## Exercise brief
Retype every entry exactly, down to the last character.

Element data from apps and pages:

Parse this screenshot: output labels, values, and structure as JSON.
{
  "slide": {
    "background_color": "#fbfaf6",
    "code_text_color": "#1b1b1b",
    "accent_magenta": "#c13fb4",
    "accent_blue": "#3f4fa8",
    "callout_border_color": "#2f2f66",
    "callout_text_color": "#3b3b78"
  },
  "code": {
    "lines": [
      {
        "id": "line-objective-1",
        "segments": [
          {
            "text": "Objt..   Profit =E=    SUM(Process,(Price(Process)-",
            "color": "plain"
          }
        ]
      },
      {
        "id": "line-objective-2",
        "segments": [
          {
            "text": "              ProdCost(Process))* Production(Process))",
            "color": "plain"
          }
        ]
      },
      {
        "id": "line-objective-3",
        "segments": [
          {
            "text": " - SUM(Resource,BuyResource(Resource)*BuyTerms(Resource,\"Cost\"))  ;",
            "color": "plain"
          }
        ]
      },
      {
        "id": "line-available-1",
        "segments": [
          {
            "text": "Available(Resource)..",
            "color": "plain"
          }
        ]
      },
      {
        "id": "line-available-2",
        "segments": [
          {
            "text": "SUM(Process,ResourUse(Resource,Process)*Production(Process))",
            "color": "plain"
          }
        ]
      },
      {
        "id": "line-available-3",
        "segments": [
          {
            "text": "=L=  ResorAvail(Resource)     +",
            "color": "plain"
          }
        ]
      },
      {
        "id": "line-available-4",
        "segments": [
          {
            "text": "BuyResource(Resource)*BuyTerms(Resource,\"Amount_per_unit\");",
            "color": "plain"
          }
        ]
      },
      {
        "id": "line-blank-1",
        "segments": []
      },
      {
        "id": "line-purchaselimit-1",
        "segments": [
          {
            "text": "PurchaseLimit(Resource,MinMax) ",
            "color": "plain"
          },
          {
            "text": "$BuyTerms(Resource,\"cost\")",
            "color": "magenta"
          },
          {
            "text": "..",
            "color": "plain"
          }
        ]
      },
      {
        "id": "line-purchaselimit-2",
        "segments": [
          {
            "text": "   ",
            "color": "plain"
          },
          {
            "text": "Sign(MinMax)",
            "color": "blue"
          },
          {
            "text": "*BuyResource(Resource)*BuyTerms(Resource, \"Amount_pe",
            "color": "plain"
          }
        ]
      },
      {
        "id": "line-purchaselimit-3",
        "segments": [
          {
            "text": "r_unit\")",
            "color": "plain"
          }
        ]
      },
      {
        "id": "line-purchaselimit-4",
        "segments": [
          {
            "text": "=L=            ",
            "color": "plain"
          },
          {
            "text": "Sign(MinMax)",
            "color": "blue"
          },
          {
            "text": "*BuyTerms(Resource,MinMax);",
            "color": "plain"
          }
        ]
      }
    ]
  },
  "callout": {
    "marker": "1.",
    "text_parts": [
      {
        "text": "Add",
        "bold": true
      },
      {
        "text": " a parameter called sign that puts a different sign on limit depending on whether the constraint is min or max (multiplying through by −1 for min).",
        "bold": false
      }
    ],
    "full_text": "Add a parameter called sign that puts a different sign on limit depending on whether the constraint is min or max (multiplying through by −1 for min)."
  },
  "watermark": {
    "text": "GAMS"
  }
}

## Written response
Parse this screenshot: output labels, values, and structure as JSON.
{
  "slide": {
    "background_color": "#fbfaf6",
    "code_text_color": "#1b1b1b",
    "accent_magenta": "#c13fb4",
    "accent_blue": "#3f4fa8",
    "callout_border_color": "#2f2f66",
    "callout_text_color": "#3b3b78"
  },
  "code": {
    "lines": [
      {
        "id": "line-objective-1",
        "segments": [
          {
            "text": "Objt..   Profit =E=    SUM(Process,(Price(Process)-",
            "color": "plain"
          }
        ]
      },
      {
        "id": "line-objective-2",
        "segments": [
          {
            "text": "              ProdCost(Process))* Production(Process))",
            "color": "plain"
          }
        ]
      },
      {
        "id": "line-objective-3",
        "segments": [
          {
            "text": " - SUM(Resource,BuyResource(Resource)*BuyTerms(Resource,\"Cost\"))  ;",
            "color": "plain"
          }
        ]
      },
      {
        "id": "line-available-1",
        "segments": [
          {
            "text": "Available(Resource)..",
            "color": "plain"
          }
        ]
      },
      {
        "id": "line-available-2",
        "segments": [
          {
            "text": "SUM(Process,ResourUse(Resource,Process)*Production(Process))",
            "color": "plain"
          }
        ]
      },
      {
        "id": "line-available-3",
        "segments": [
          {
            "text": "=L=  ResorAvail(Resource)     +",
            "color": "plain"
          }
        ]
      },
      {
        "id": "line-available-4",
        "segments": [
          {
            "text": "BuyResource(Resource)*BuyTerms(Resource,\"Amount_per_unit\");",
            "color": "plain"
          }
        ]
      },
      {
        "id": "line-blank-1",
        "segments": []
      },
      {
        "id": "line-purchaselimit-1",
        "segments": [
          {
            "text": "PurchaseLimit(Resource,MinMax) ",
            "color": "plain"
          },
          {
            "text": "$BuyTerms(Resource,\"cost\")",
            "color": "magenta"
          },
          {
            "text": "..",
            "color": "plain"
          }
        ]
      },
      {
        "id": "line-purchaselimit-2",
        "segments": [
          {
            "text": "   ",
            "color": "plain"
          },
          {
            "text": "Sign(MinMax)",
            "color": "blue"
          },
          {
            "text": "*BuyResource(Resource)*BuyTerms(Resource, \"Amount_pe",
            "color": "plain"
          }
        ]
      },
      {
        "id": "line-purchaselimit-3",
        "segments": [
          {
            "text": "r_unit\")",
            "color": "plain"
          }
        ]
      },
      {
        "id": "line-purchaselimit-4",
        "segments": [
          {
            "text": "=L=            ",
            "color": "plain"
          },
          {
            "text": "Sign(MinMax)",
            "color": "blue"
          },
          {
            "text": "*BuyTerms(Resource,MinMax);",
            "color": "plain"
          }
        ]
      }
    ]
  },
  "callout": {
    "marker": "1.",
    "text_parts": [
      {
        "text": "Add",
        "bold": true
      },
      {
        "text": " a parameter called sign that puts a different sign on limit depending on whether the constraint is min or max (multiplying through by −1 for min).",
        "bold": false
      }
    ],
    "full_text": "Add a parameter called sign that puts a different sign on limit depending on whether the constraint is min or max (multiplying through by −1 for min)."
  },
  "watermark": {
    "text": "GAMS"
  }
}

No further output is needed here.